For the last 25 years, the U.S. has based its foreign policy on a sense of primacy and idealism rather than restraint and realism, says William Ruger, Vice President for Research and Policy, Charles Koch Foundation. Ruger asserts that the U.S. failed to recognize the human and economic cost of international military and political intervention. "We've really opened up all kinds of challenges in this attempt to open up an exemplar for the Middle East. We actually have created an exemplar," he says, "an exemplar of what can go wrong if you engage in the world without first thinking carefully about what is necessary for American safety, and what the unintended consequences of our behavior could be..." The Charles Koch Foundation aims to further understanding of how US foreign policy affects American people and societal well-being. Through grants, events, and collaborative partnerships, the Foundation is working to stretch the boundaries of foreign policy research and debate by discussing ideas in strategy, trade, and diplomacy that often go unheeded in the US capital. For more information, visit charleskochfoundation.org.
The #1 problem with America's mission to spread democracy? We don't know how to do it.

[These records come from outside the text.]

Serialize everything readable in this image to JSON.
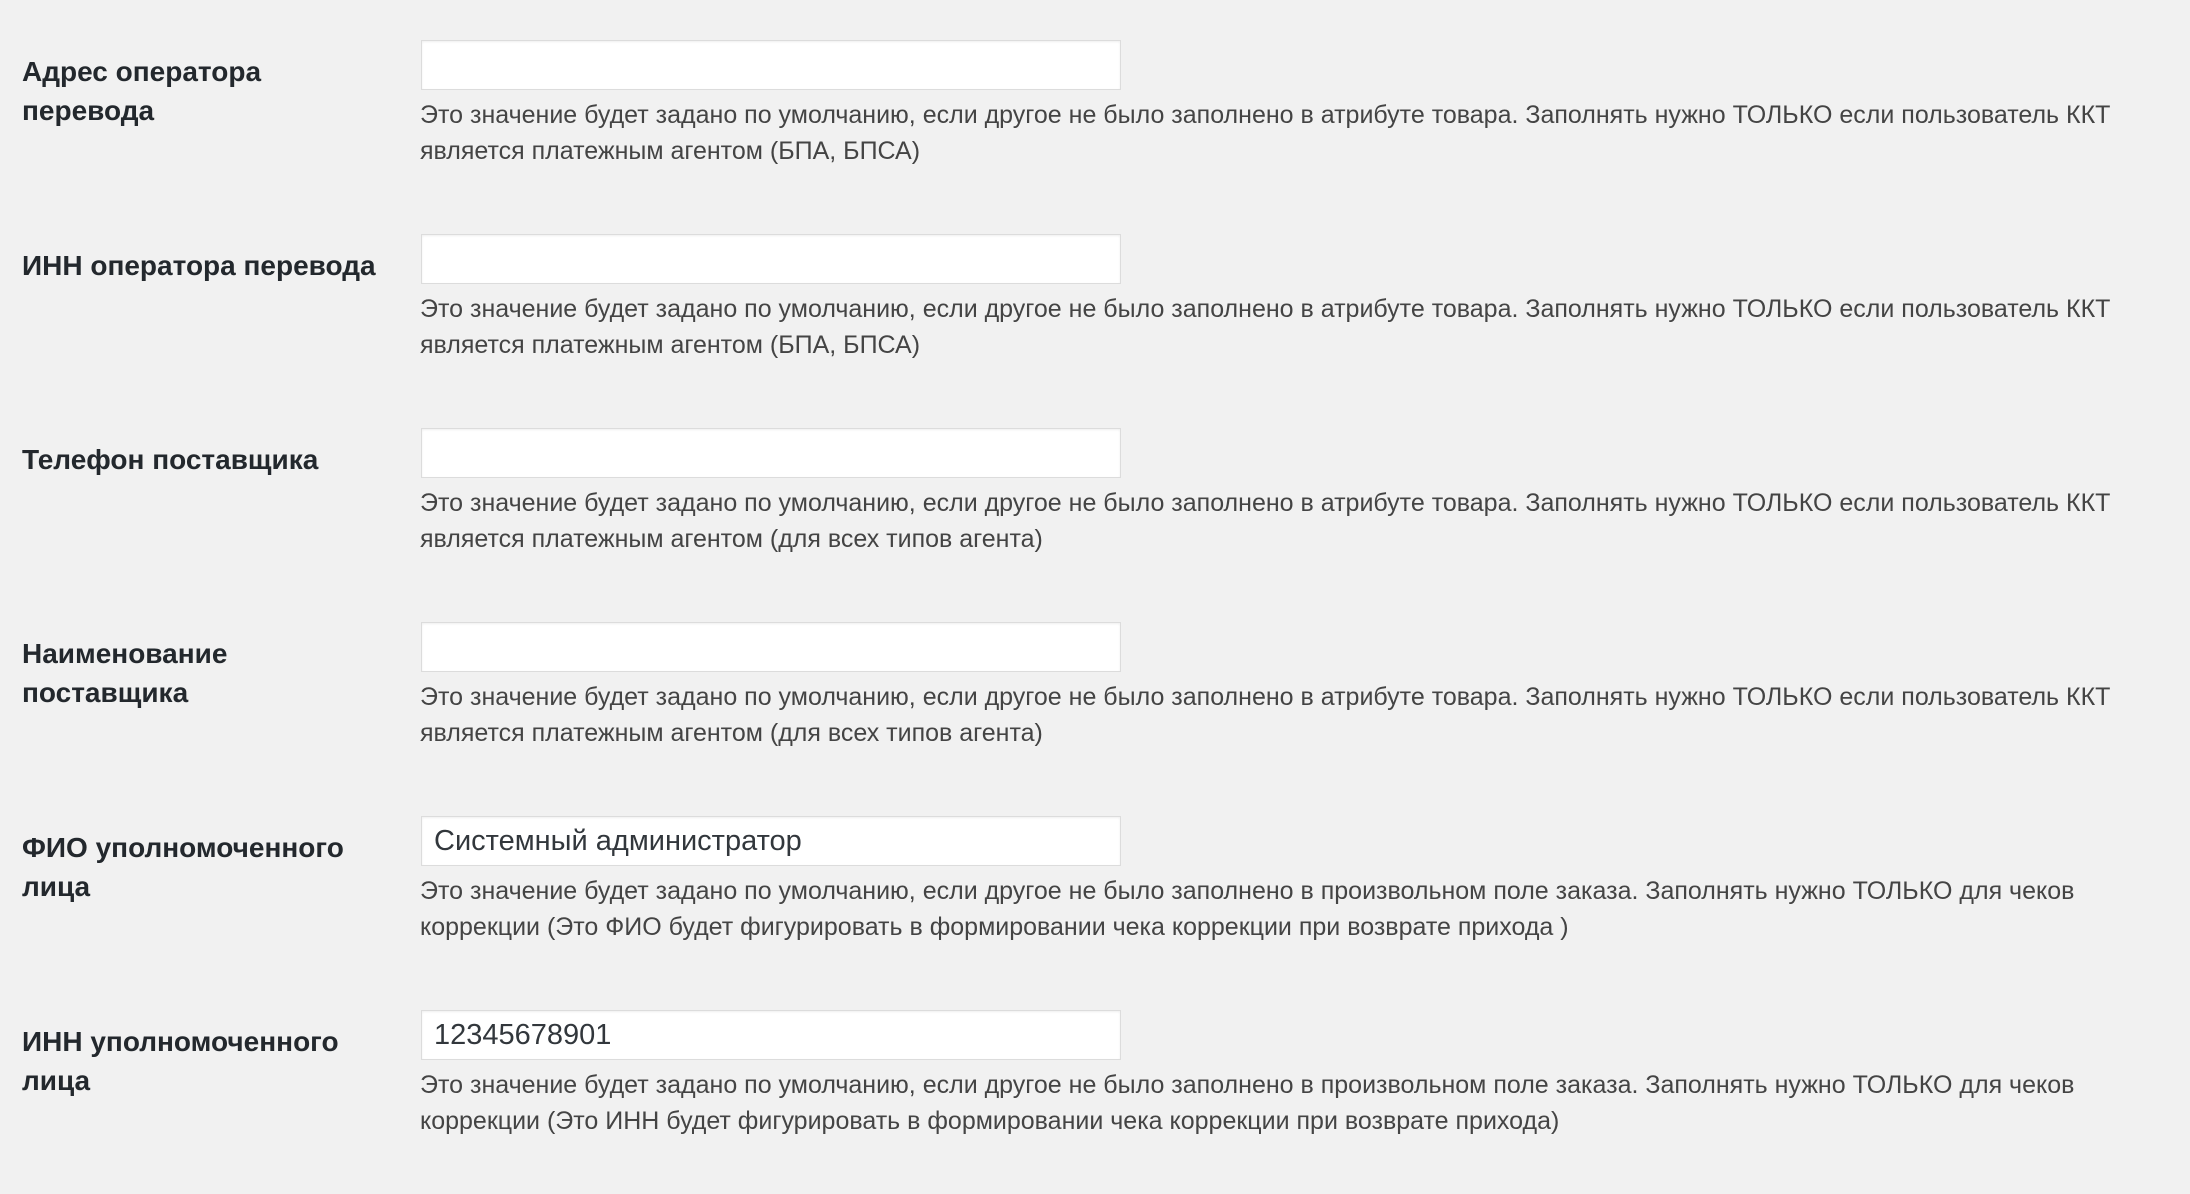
{
  "fields": [
    {
      "label": "Адрес оператора перевода",
      "value": "",
      "description": "Это значение будет задано по умолчанию, если другое не было заполнено в атрибуте товара. Заполнять нужно ТОЛЬКО если пользователь ККТ является платежным агентом (БПА, БПСА)"
    },
    {
      "label": "ИНН оператора перевода",
      "value": "",
      "description": "Это значение будет задано по умолчанию, если другое не было заполнено в атрибуте товара. Заполнять нужно ТОЛЬКО если пользователь ККТ является платежным агентом (БПА, БПСА)"
    },
    {
      "label": "Телефон поставщика",
      "value": "",
      "description": "Это значение будет задано по умолчанию, если другое не было заполнено в атрибуте товара. Заполнять нужно ТОЛЬКО если пользователь ККТ является платежным агентом (для всех типов агента)"
    },
    {
      "label": "Наименование поставщика",
      "value": "",
      "description": "Это значение будет задано по умолчанию, если другое не было заполнено в атрибуте товара. Заполнять нужно ТОЛЬКО если пользователь ККТ является платежным агентом (для всех типов агента)"
    },
    {
      "label": "ФИО уполномоченного лица",
      "value": "Системный администратор",
      "description": "Это значение будет задано по умолчанию, если другое не было заполнено в произвольном поле заказа. Заполнять нужно ТОЛЬКО для чеков коррекции (Это ФИО будет фигурировать в формировании чека коррекции при возврате прихода )"
    },
    {
      "label": "ИНН уполномоченного лица",
      "value": "12345678901",
      "description": "Это значение будет задано по умолчанию, если другое не было заполнено в произвольном поле заказа. Заполнять нужно ТОЛЬКО для чеков коррекции (Это ИНН будет фигурировать в формировании чека коррекции при возврате прихода)"
    }
  ]
}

Since the end of the Cold War, the US has been trying to create a liberal world order—and it's been a bipartisan effort, says Stephen Walt, Professor of International Affairs at Harvard University. The problem is that pushing democracy onto other nations is a "delusional" pursuit that destabilizes states in already fractured circumstances. Walt uses the cases of Libya, Yemen and Afghanistan to demonstrate why the US needs an intervention on its constant military interventions. A better approach to US foreign policy? Walt suggests leading by example. The best way to spread democracy abroad might be to have a strong democracy at home. The Charles Koch Foundation aims to further understanding of how US foreign policy affects American people and societal well-being. Through grants, events, and collaborative partnerships, the Foundation is working to stretch the boundaries of foreign policy research and debate by discussing ideas in strategy, trade, and diplomacy that often go unheeded in the US capital. For more information, visit charleskochfoundation.org.
ISIS, Hurricane Katrina, Fukushima—for each of these disastrous developments, there was someone with a bunch of data that no one would listen to.
Noticing a pattern emerge in the aftermath of some of the worst catastrophes in recent years—like Hurricane Katrina, Fukushima, and the formation of ISIS—global security experts Richard A. Clarke and R.P. Eddy wrote a book called Warnings: Finding Cassandras to Stop Catastrophes. It is an historical investigation and instructive framework that can be used to predict disasters before they occur. How can they do that? Well, the predictions already exist, it's just that no-one is listening. These people making the predictions—who are always experts with strong data to support their claim, but who are dismissed by other experts—are known as 'Cassandras' (a name taken from Greek mythology). By sifting through history to find past Cassandras, they have developed a system to know which predictions are false alarms, and which are absolutely critical to humanity's future. Richard A. Clarke and R.P. Eddy's new book is Warnings: Finding Cassandras to Stop Catastrophes.